Bombardment with Positive Ions

Submitted by ChemPRIME Staff on Thu, 12/16/2010 - 15:57

A powerful method of artificially inducing nuclear reactions is the bombardment of a sample of matterAnything that occupies space and has mass; contrasted with energy. with ions. When the bombarding particle is positively charged, which is usually the case, it must have a very high kinetic energy to overcome the coulombic repulsion of the nucleusThe collection of protons and neutrons at the center of an atom that contains nearly all of the atoms's mass. being bombarded. This is particularly necessary if the nucleus has a high nuclear charge. To give these charged particles the necessary energy, an accelerator or “atom smasher” such as a cyclotron must be used. The cyclotron was developed mainly by E. O. Lawrence (1901 to 1958) at the University of California. A schematic diagram of a cyclotron is shown in Fig. 1. Two hollow D-shaped plates (dees) are enclosed in an evacuated chamber between the poles of a powerful electromagnet. The two dees are connected to a source of high-frequencyThe rate at which a periodic event occurs; specifically, the rate at which the waves of electromagnetic radiation pass a point. alternating current, so that when one is positive, the other is negative. Ions are introduced at the center and are accelerated because of their alternate attraction to the left- and right-hand dees. Since the magnetic field would make ions traveling at constant speed move in a circle, the net result is that they follow a spiral path as they accelerate until they finally emerge at the outer edge of one of the dees.

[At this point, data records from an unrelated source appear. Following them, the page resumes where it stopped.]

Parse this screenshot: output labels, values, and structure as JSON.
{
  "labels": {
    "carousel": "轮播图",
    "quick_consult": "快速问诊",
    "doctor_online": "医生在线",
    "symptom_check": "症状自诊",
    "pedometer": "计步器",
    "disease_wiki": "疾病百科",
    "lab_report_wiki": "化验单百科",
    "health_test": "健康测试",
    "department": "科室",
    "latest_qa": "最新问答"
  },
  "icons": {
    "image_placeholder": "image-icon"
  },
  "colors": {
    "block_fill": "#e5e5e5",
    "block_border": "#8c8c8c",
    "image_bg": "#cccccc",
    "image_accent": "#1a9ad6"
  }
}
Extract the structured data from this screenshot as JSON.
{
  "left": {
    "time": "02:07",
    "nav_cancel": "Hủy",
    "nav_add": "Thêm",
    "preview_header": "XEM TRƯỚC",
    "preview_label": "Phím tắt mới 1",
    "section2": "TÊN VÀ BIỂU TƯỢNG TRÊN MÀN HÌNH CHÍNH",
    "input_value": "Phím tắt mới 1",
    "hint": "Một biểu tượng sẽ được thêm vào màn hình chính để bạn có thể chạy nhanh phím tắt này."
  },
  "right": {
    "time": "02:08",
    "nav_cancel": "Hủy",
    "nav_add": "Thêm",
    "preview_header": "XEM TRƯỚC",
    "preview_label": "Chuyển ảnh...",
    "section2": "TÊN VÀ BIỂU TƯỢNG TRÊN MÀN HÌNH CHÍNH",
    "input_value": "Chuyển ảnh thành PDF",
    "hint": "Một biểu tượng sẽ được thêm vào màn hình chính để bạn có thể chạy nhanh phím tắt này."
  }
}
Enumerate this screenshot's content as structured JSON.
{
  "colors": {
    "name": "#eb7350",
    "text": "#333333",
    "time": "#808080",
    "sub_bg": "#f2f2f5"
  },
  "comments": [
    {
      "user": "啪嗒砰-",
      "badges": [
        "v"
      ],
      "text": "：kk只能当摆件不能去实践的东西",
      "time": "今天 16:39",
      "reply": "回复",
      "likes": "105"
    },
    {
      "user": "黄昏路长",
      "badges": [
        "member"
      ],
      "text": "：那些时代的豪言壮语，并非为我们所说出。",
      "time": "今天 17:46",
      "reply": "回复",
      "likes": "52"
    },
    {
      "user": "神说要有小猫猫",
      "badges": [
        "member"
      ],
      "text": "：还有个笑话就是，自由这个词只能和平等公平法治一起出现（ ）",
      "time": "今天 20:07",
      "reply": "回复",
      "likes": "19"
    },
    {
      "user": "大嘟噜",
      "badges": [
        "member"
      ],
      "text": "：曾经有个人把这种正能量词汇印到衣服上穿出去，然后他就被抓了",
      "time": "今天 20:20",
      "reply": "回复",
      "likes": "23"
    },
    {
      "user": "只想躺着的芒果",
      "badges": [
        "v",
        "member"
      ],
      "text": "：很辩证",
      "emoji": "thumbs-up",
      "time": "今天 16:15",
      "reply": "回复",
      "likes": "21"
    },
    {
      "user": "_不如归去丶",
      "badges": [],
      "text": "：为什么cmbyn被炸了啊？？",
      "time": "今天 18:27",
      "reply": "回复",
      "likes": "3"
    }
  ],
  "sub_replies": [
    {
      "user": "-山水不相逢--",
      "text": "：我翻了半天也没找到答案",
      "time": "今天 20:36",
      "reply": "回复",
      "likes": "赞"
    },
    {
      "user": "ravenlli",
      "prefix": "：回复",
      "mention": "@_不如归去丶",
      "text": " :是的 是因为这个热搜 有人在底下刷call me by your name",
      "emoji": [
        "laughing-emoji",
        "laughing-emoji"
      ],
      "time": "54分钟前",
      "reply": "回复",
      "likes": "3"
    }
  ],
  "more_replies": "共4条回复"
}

Figure 1 A cyclotron. The spiral path of the ions is shown in color.


Some examples of the kinds of nuclear reactions which are possible with the aid of an accelerator are as follows:


                     {}_{\text{12}}^{\text{24}}\text{Mg + }{}_{\text{1}}^{\text{1}}\text{H}\to \text{ }{}_{\text{11}}^{\text{21}}\text{Na + }{}_{\text{2}}^{\text{4}}\text{He }     (1)

                         {}_{\text{3}}^{\text{7}}\text{Li + }{}_{\text{1}}^{\text{2}}\text{H}\to \text{ }{}_{\text{4}}^{\text{8}}\text{Be + }{}_{\text{0}}^{\text{1}}n\text{ }           (2)

{}_{\text{46}}^{\text{106}}\text{Pb + }{}_{\text{2}}^{\text{4}}\text{He +}\to \text{ }{}_{\text{47}}^{\text{109}}\text{Ag + }{}_{\text{1}}^{\text{1}}\text{H}      (3)


A particularly interesting type of nuclear reaction performed in an accelerator is the production of the transuranium elements. These elements have atomic numbers greater than that of uranium (92) and are too unstable to persist for long in nature. The heaviest of them can be prepared by bombarding nuclei which are already heavy with some of the lighter nuclei:


{}_{\text{92}}^{\text{238}}\text{U + }{}_{\text{6}}^{\text{12}}\text{C}\to \text{ }{}_{\text{98}}^{\text{246}}\text{Cf + 4}{}_{\text{0}}^{\text{1}}n      (4)
{}_{\text{92}}^{\text{238}}\text{U + }{}_{\text{7}}^{\text{14}}\text{N}\to \text{ }{}_{\text{99}}^{\text{247}}\text{Es + 5}{}_{\text{0}}^{\text{1}}n\text{ }      (5)

           {}_{\text{98}}^{\text{252}}\text{Cf + }{}_{\text{5}}^{\text{10}}\text{B}\to \text{ }{}_{\text{103}}^{\text{257}}\text{Lr + 5}{}_{\text{0}}^{\text{1}}n\text{ }      (6)